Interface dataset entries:
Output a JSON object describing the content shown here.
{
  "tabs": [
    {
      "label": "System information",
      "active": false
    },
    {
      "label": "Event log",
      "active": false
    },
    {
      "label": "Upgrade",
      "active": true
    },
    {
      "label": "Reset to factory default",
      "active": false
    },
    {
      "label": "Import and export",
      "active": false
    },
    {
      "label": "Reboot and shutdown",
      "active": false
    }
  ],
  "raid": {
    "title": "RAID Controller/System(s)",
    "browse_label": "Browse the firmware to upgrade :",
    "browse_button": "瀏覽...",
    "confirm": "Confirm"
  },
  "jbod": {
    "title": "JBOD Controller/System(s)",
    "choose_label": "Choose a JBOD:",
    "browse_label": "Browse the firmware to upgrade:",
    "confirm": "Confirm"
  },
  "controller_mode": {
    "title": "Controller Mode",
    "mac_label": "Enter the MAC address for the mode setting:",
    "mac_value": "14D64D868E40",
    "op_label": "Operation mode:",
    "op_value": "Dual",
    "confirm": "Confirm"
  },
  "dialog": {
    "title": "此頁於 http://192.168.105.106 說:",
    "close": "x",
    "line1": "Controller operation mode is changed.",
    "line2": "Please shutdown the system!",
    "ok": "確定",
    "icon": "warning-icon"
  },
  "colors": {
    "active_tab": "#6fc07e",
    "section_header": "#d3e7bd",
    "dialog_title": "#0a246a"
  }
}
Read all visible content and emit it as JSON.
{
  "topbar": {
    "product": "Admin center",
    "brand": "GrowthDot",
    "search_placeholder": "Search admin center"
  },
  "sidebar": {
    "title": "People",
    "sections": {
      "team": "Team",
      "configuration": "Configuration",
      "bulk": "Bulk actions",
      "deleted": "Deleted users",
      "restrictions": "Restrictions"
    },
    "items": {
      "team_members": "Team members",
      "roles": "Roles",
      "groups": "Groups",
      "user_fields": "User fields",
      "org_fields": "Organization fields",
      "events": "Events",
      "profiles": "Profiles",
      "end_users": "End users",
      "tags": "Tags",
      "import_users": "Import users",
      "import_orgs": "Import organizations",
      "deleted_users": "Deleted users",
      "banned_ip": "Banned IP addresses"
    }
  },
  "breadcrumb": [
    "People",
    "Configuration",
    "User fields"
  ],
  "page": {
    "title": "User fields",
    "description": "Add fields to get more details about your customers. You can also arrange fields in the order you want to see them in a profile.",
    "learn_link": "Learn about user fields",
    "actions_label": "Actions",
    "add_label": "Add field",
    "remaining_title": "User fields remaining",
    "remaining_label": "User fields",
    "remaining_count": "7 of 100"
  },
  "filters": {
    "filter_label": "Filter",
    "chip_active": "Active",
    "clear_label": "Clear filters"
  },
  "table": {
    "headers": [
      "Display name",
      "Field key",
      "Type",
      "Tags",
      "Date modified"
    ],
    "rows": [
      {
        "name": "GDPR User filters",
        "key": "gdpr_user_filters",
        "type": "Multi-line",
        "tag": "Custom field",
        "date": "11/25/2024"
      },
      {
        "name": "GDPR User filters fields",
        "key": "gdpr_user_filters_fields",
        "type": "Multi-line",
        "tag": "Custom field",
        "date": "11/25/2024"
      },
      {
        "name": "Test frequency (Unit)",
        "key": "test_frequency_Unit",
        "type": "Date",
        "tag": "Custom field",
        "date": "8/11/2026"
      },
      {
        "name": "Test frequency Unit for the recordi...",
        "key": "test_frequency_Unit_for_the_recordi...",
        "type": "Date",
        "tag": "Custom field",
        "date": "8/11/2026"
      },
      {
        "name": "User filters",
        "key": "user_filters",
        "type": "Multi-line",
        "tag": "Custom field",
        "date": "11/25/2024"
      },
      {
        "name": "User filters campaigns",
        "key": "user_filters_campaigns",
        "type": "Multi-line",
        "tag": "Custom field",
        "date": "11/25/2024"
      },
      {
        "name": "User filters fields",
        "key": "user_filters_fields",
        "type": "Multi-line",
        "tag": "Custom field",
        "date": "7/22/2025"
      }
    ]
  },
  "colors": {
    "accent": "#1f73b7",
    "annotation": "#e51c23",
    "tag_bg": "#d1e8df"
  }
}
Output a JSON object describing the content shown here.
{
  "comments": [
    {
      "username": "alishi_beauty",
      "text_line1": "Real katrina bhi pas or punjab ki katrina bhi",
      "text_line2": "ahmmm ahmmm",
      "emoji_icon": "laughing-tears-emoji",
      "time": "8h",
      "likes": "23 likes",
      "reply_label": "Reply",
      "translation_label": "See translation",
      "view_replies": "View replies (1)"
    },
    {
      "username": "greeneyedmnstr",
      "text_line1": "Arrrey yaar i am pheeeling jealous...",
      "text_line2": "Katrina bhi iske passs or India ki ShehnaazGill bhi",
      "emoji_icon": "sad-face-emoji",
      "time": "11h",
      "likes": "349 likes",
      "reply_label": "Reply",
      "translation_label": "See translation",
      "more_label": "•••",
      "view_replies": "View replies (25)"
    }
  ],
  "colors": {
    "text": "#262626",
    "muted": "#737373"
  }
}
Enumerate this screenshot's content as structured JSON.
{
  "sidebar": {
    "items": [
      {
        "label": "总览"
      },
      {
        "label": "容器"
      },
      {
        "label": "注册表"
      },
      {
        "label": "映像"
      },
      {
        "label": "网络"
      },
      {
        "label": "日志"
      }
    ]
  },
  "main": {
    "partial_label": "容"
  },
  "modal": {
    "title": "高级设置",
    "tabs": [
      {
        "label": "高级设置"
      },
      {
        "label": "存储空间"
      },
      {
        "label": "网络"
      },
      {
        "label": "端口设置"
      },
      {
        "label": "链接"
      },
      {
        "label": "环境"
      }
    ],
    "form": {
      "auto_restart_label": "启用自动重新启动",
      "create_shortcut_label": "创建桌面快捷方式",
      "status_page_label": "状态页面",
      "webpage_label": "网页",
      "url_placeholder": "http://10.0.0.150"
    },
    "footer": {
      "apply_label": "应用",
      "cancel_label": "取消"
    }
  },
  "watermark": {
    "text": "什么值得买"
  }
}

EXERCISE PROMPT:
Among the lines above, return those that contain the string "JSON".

ANSWER TO THE EXERCISE:
Output a JSON object describing the content shown here.
Read all visible content and emit it as JSON.
Output a JSON object describing the content shown here.
Enumerate this screenshot's content as structured JSON.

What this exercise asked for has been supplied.